# ASSIGNMENT:
Output the full listing that appears below, exactly as it is presented.
■ ■ ■ ■ ■
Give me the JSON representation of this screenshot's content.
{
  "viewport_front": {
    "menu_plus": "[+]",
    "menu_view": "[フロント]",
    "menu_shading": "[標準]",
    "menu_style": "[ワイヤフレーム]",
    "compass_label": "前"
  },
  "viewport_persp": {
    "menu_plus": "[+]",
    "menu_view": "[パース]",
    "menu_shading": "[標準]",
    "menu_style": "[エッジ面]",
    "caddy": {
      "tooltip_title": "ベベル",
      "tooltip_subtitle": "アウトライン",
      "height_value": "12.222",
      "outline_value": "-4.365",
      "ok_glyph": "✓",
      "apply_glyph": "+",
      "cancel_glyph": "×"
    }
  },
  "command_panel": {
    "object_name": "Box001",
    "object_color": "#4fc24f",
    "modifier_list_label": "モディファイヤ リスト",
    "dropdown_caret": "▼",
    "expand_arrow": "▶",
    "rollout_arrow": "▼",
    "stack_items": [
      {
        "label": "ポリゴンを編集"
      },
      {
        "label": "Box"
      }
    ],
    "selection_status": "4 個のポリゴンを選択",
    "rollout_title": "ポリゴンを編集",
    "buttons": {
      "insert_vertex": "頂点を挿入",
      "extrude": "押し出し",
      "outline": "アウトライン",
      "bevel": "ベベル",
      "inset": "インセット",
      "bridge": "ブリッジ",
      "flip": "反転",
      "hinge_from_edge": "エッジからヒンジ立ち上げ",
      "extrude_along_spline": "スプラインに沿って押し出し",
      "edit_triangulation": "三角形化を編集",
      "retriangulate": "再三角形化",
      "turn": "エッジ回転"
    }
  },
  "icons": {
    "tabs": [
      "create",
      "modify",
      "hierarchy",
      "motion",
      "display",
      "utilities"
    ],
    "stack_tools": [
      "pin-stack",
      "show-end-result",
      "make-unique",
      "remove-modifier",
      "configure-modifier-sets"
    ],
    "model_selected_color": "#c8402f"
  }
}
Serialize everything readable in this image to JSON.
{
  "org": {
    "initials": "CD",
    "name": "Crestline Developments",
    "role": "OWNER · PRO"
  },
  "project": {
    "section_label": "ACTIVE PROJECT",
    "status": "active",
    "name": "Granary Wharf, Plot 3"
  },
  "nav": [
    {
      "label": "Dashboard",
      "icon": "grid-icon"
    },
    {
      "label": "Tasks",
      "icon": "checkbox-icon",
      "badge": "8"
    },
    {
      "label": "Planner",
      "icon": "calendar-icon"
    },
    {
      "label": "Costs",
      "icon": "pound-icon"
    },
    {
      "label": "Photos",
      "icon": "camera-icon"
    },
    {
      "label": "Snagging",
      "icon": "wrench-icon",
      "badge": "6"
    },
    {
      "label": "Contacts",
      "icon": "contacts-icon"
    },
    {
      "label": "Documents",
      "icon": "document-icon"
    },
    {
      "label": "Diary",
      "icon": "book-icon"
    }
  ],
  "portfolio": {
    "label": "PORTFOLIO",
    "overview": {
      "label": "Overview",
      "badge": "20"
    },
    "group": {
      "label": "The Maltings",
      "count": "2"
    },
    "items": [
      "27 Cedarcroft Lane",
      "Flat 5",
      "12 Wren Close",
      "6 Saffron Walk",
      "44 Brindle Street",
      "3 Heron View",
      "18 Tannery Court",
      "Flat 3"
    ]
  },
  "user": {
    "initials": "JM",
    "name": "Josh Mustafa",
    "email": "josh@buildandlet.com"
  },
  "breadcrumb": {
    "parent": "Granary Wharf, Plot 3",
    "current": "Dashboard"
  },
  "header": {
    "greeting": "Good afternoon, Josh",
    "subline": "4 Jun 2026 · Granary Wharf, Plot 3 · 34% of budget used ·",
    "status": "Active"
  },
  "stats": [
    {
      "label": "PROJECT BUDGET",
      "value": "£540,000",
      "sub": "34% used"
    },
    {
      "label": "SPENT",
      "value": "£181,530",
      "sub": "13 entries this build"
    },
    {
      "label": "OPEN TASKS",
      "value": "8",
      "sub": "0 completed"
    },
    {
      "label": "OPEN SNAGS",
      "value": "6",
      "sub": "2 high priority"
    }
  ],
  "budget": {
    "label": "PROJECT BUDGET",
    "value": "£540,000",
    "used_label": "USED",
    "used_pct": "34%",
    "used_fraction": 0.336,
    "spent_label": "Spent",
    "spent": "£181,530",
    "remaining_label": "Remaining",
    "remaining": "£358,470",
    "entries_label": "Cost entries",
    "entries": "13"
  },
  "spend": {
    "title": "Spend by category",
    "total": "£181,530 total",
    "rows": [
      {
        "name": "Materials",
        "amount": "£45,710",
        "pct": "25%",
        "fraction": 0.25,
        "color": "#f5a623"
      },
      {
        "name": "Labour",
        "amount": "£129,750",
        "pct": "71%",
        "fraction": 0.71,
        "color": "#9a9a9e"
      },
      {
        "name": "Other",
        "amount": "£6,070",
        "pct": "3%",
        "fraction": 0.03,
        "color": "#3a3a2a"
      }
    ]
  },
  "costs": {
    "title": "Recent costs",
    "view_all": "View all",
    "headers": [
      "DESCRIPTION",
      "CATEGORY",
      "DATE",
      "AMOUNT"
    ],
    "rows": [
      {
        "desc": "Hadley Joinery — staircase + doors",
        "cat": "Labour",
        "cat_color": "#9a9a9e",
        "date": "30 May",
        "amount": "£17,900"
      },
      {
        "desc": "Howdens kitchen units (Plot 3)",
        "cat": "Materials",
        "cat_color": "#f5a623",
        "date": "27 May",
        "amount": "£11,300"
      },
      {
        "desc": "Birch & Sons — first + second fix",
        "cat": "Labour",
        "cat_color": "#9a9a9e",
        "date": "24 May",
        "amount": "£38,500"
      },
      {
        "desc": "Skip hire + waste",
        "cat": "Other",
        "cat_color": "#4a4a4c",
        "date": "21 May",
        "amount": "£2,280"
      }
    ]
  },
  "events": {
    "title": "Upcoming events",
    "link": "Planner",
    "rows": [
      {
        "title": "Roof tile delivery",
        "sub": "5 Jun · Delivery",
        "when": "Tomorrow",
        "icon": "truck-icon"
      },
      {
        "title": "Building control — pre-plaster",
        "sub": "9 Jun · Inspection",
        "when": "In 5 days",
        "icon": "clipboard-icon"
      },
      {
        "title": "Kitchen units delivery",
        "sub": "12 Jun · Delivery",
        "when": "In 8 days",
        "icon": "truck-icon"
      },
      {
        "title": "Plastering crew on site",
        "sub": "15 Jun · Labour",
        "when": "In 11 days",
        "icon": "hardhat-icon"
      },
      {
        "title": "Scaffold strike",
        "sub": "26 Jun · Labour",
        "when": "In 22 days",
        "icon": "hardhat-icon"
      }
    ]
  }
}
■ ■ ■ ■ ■
# RESULT BELOW:
Give me the JSON representation of this screenshot's content.
{
  "viewport_front": {
    "menu_plus": "[+]",
    "menu_view": "[フロント]",
    "menu_shading": "[標準]",
    "menu_style": "[ワイヤフレーム]",
    "compass_label": "前"
  },
  "viewport_persp": {
    "menu_plus": "[+]",
    "menu_view": "[パース]",
    "menu_shading": "[標準]",
    "menu_style": "[エッジ面]",
    "caddy": {
      "tooltip_title": "ベベル",
      "tooltip_subtitle": "アウトライン",
      "height_value": "12.222",
      "outline_value": "-4.365",
      "ok_glyph": "✓",
      "apply_glyph": "+",
      "cancel_glyph": "×"
    }
  },
  "command_panel": {
    "object_name": "Box001",
    "object_color": "#4fc24f",
    "modifier_list_label": "モディファイヤ リスト",
    "dropdown_caret": "▼",
    "expand_arrow": "▶",
    "rollout_arrow": "▼",
    "stack_items": [
      {
        "label": "ポリゴンを編集"
      },
      {
        "label": "Box"
      }
    ],
    "selection_status": "4 個のポリゴンを選択",
    "rollout_title": "ポリゴンを編集",
    "buttons": {
      "insert_vertex": "頂点を挿入",
      "extrude": "押し出し",
      "outline": "アウトライン",
      "bevel": "ベベル",
      "inset": "インセット",
      "bridge": "ブリッジ",
      "flip": "反転",
      "hinge_from_edge": "エッジからヒンジ立ち上げ",
      "extrude_along_spline": "スプラインに沿って押し出し",
      "edit_triangulation": "三角形化を編集",
      "retriangulate": "再三角形化",
      "turn": "エッジ回転"
    }
  },
  "icons": {
    "tabs": [
      "create",
      "modify",
      "hierarchy",
      "motion",
      "display",
      "utilities"
    ],
    "stack_tools": [
      "pin-stack",
      "show-end-result",
      "make-unique",
      "remove-modifier",
      "configure-modifier-sets"
    ],
    "model_selected_color": "#c8402f"
  }
}
Serialize everything readable in this image to JSON.
{
  "org": {
    "initials": "CD",
    "name": "Crestline Developments",
    "role": "OWNER · PRO"
  },
  "project": {
    "section_label": "ACTIVE PROJECT",
    "status": "active",
    "name": "Granary Wharf, Plot 3"
  },
  "nav": [
    {
      "label": "Dashboard",
      "icon": "grid-icon"
    },
    {
      "label": "Tasks",
      "icon": "checkbox-icon",
      "badge": "8"
    },
    {
      "label": "Planner",
      "icon": "calendar-icon"
    },
    {
      "label": "Costs",
      "icon": "pound-icon"
    },
    {
      "label": "Photos",
      "icon": "camera-icon"
    },
    {
      "label": "Snagging",
      "icon": "wrench-icon",
      "badge": "6"
    },
    {
      "label": "Contacts",
      "icon": "contacts-icon"
    },
    {
      "label": "Documents",
      "icon": "document-icon"
    },
    {
      "label": "Diary",
      "icon": "book-icon"
    }
  ],
  "portfolio": {
    "label": "PORTFOLIO",
    "overview": {
      "label": "Overview",
      "badge": "20"
    },
    "group": {
      "label": "The Maltings",
      "count": "2"
    },
    "items": [
      "27 Cedarcroft Lane",
      "Flat 5",
      "12 Wren Close",
      "6 Saffron Walk",
      "44 Brindle Street",
      "3 Heron View",
      "18 Tannery Court",
      "Flat 3"
    ]
  },
  "user": {
    "initials": "JM",
    "name": "Josh Mustafa",
    "email": "josh@buildandlet.com"
  },
  "breadcrumb": {
    "parent": "Granary Wharf, Plot 3",
    "current": "Dashboard"
  },
  "header": {
    "greeting": "Good afternoon, Josh",
    "subline": "4 Jun 2026 · Granary Wharf, Plot 3 · 34% of budget used ·",
    "status": "Active"
  },
  "stats": [
    {
      "label": "PROJECT BUDGET",
      "value": "£540,000",
      "sub": "34% used"
    },
    {
      "label": "SPENT",
      "value": "£181,530",
      "sub": "13 entries this build"
    },
    {
      "label": "OPEN TASKS",
      "value": "8",
      "sub": "0 completed"
    },
    {
      "label": "OPEN SNAGS",
      "value": "6",
      "sub": "2 high priority"
    }
  ],
  "budget": {
    "label": "PROJECT BUDGET",
    "value": "£540,000",
    "used_label": "USED",
    "used_pct": "34%",
    "used_fraction": 0.336,
    "spent_label": "Spent",
    "spent": "£181,530",
    "remaining_label": "Remaining",
    "remaining": "£358,470",
    "entries_label": "Cost entries",
    "entries": "13"
  },
  "spend": {
    "title": "Spend by category",
    "total": "£181,530 total",
    "rows": [
      {
        "name": "Materials",
        "amount": "£45,710",
        "pct": "25%",
        "fraction": 0.25,
        "color": "#f5a623"
      },
      {
        "name": "Labour",
        "amount": "£129,750",
        "pct": "71%",
        "fraction": 0.71,
        "color": "#9a9a9e"
      },
      {
        "name": "Other",
        "amount": "£6,070",
        "pct": "3%",
        "fraction": 0.03,
        "color": "#3a3a2a"
      }
    ]
  },
  "costs": {
    "title": "Recent costs",
    "view_all": "View all",
    "headers": [
      "DESCRIPTION",
      "CATEGORY",
      "DATE",
      "AMOUNT"
    ],
    "rows": [
      {
        "desc": "Hadley Joinery — staircase + doors",
        "cat": "Labour",
        "cat_color": "#9a9a9e",
        "date": "30 May",
        "amount": "£17,900"
      },
      {
        "desc": "Howdens kitchen units (Plot 3)",
        "cat": "Materials",
        "cat_color": "#f5a623",
        "date": "27 May",
        "amount": "£11,300"
      },
      {
        "desc": "Birch & Sons — first + second fix",
        "cat": "Labour",
        "cat_color": "#9a9a9e",
        "date": "24 May",
        "amount": "£38,500"
      },
      {
        "desc": "Skip hire + waste",
        "cat": "Other",
        "cat_color": "#4a4a4c",
        "date": "21 May",
        "amount": "£2,280"
      }
    ]
  },
  "events": {
    "title": "Upcoming events",
    "link": "Planner",
    "rows": [
      {
        "title": "Roof tile delivery",
        "sub": "5 Jun · Delivery",
        "when": "Tomorrow",
        "icon": "truck-icon"
      },
      {
        "title": "Building control — pre-plaster",
        "sub": "9 Jun · Inspection",
        "when": "In 5 days",
        "icon": "clipboard-icon"
      },
      {
        "title": "Kitchen units delivery",
        "sub": "12 Jun · Delivery",
        "when": "In 8 days",
        "icon": "truck-icon"
      },
      {
        "title": "Plastering crew on site",
        "sub": "15 Jun · Labour",
        "when": "In 11 days",
        "icon": "hardhat-icon"
      },
      {
        "title": "Scaffold strike",
        "sub": "26 Jun · Labour",
        "when": "In 22 days",
        "icon": "hardhat-icon"
      }
    ]
  }
}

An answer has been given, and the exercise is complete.